A lottery is a game of chance or a process in which winners are determined by random selection. The practice of making decisions and determining fates by casting lots dates back centuries, with examples in the Old Testament such as Moses’ instruction to take a census of Israel and divide land among its inhabitants, and Roman emperors giving away property and slaves through the apophoreta (a type of dinner entertainment). Lottery is also a popular form of gambling, encouraging people to pay a small amount for the opportunity to win a large prize.

Many states and organizations use lotteries to raise money for public services and social programs, such as education, parks, and veterans’ and seniors’ funds. A percentage of proceeds from ticket sales is donated to those causes, and the rest is usually plowed back into the business or used to cover the costs of organizing and running the lottery. The prizes offered in a lottery may be cash or goods, and the odds of winning a prize vary widely depending on how many tickets are sold, how much money is spent on each ticket, and how much money is left over from the ticket sales.

Despite the popularity of lotteries, some people are opposed to them as an excessively costly source of revenue for government agencies. Others see them as a form of sin tax, like those levied against alcohol and tobacco. A third group of people support them, arguing that the money raised by the lottery can be used to provide alternatives to other forms of taxation, such as sales taxes and income taxes.

The history of lotteries is complex. The original ones, with preprinted numbers or symbols on tickets, steadily lost ground in the second half of the 20th century to a variety of lottery games where bettors can choose their own numbers. These newer games tend to offer lower winning odds than the classic lotteries, but they also cost less to operate.

One of the most important aspects of a lottery is its rules and regulations, which must be fair to all participants. These may include requirements for independent auditing of the drawing process, tamper-evident seals to prevent tampering, and strict training and background checks for employees who run the lottery. The rules may also determine how the prizes are distributed—whether a few very large prizes or many smaller ones.
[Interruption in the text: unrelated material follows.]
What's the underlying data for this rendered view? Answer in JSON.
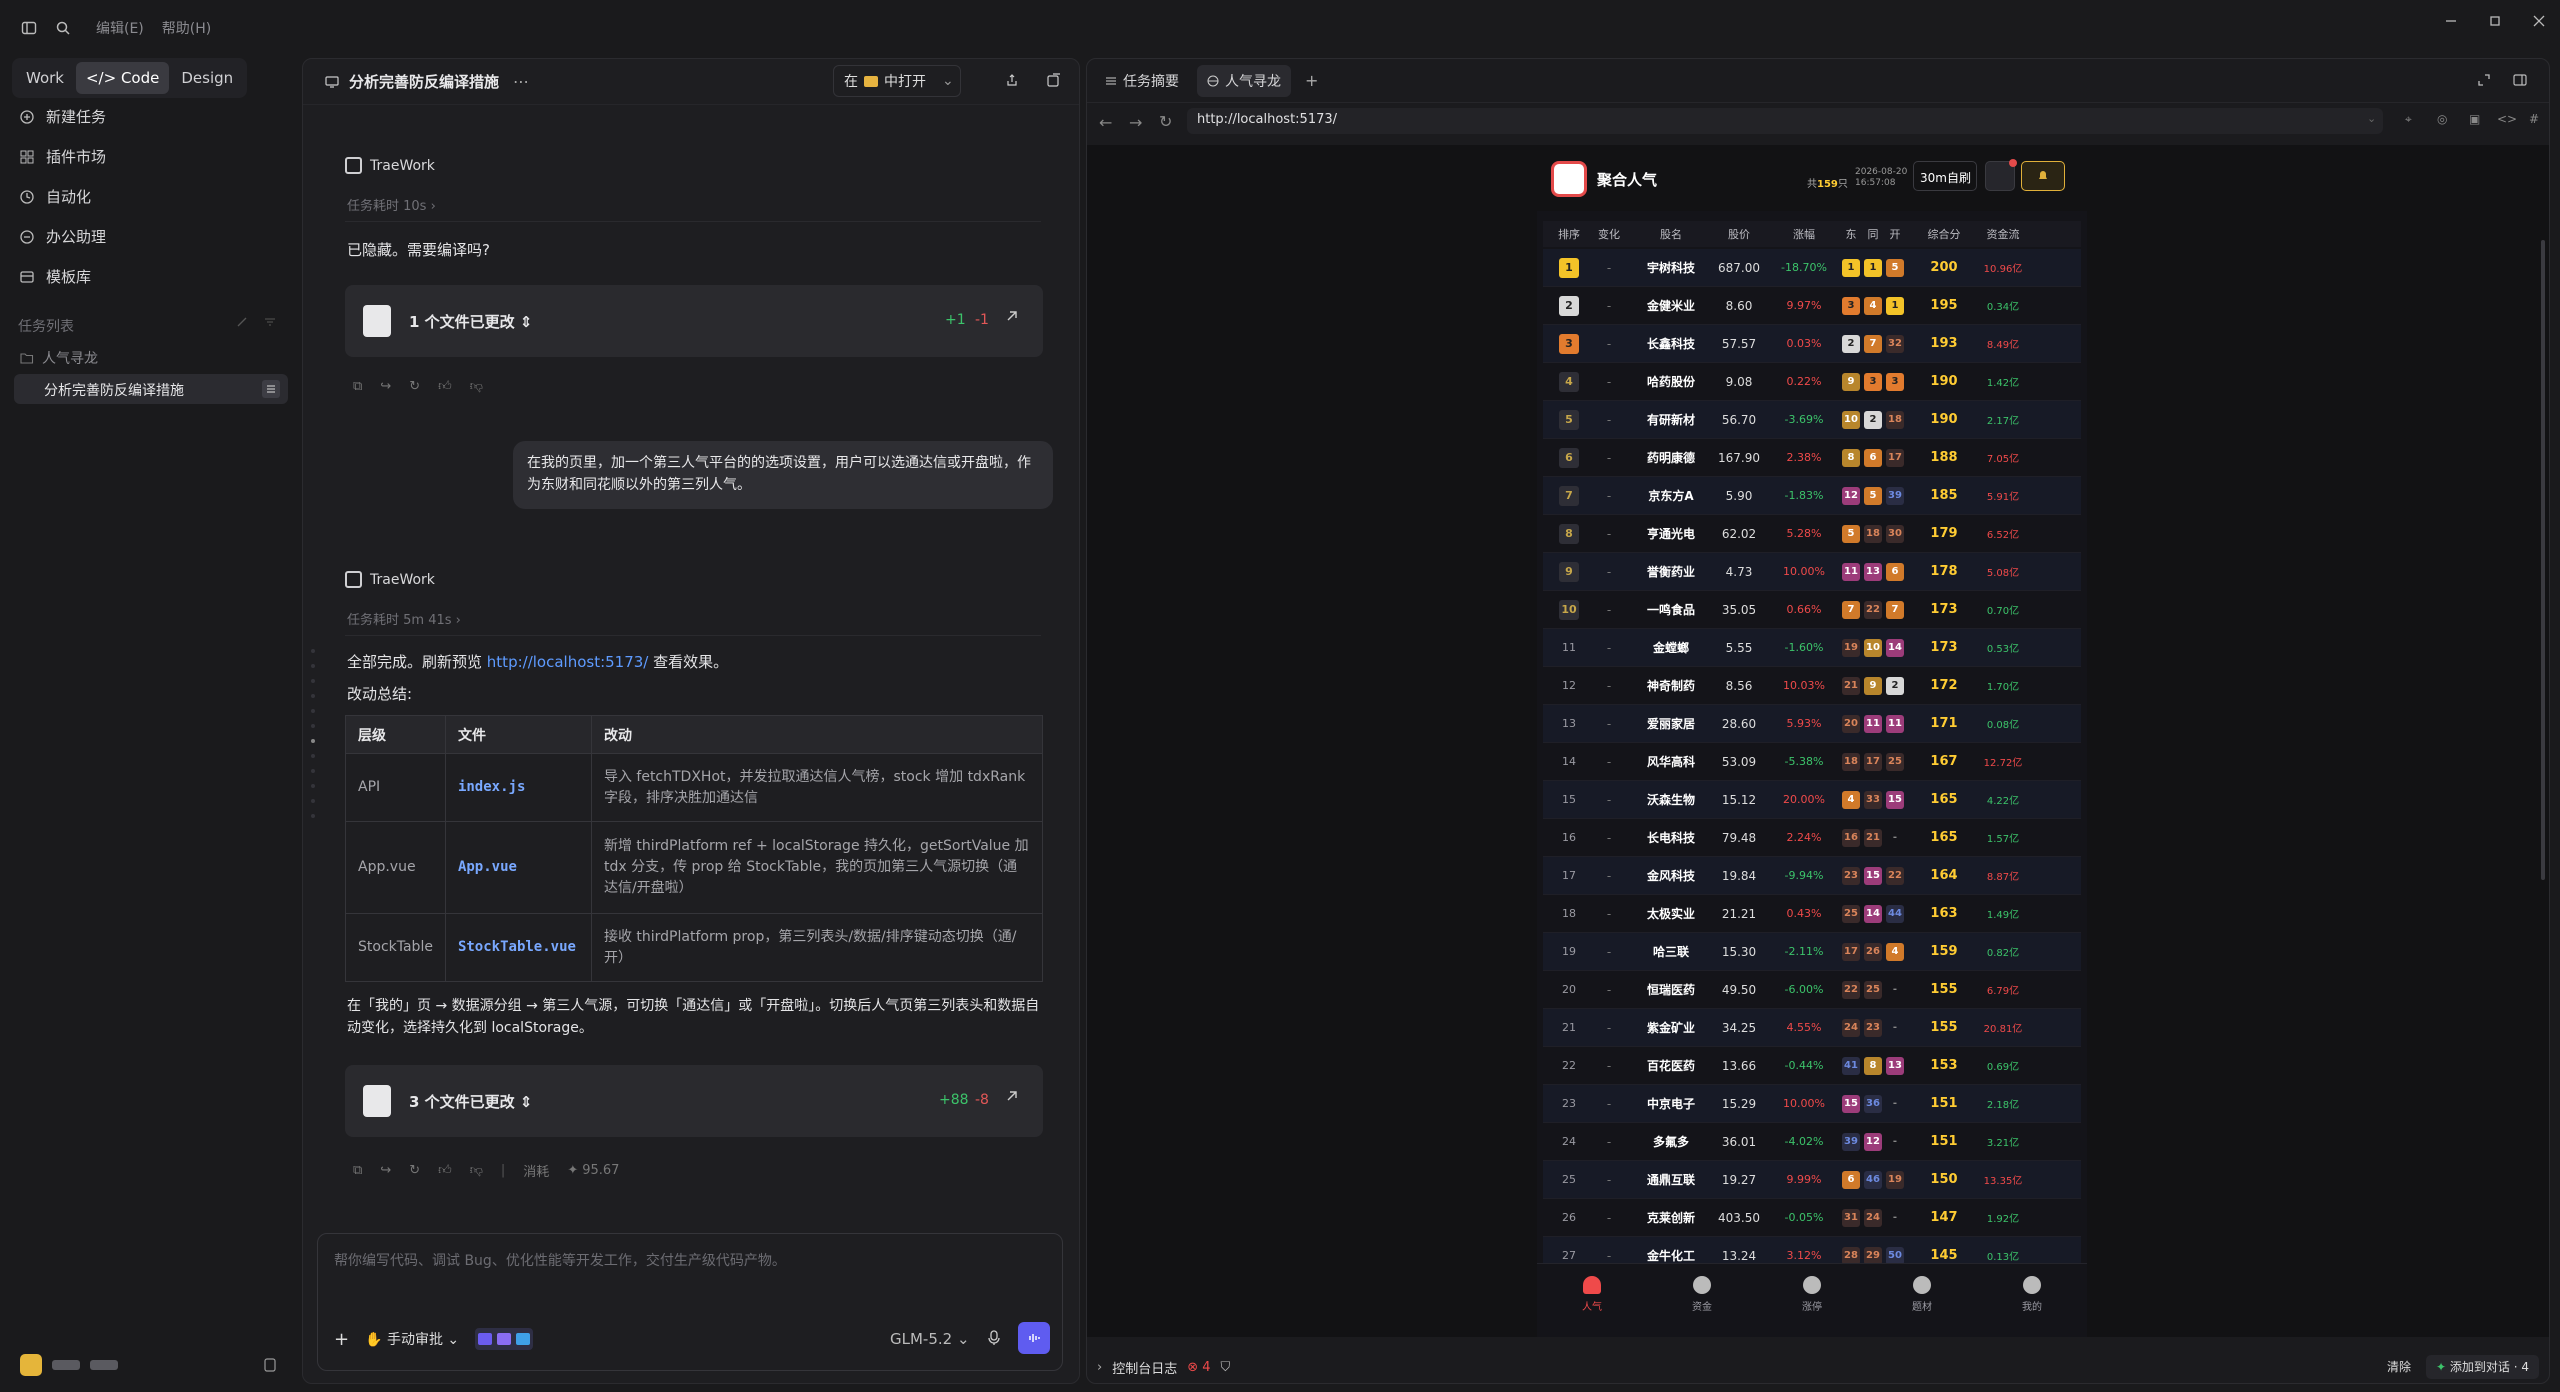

If you want to increase your chances of winning, consider joining a lottery syndicate. In addition to lowering the costs of purchasing tickets, a syndicate increases your pool of potential winners. This allows you to purchase more tickets and numbers, increasing your chances of winning a jackpot. It is a great option for those who do not have the extra time or money to devote to playing on their own. However, you should be aware that your winnings will be shared with other members of the syndicate. Hence, you will need to discuss the terms and conditions of your syndicate before making a decision.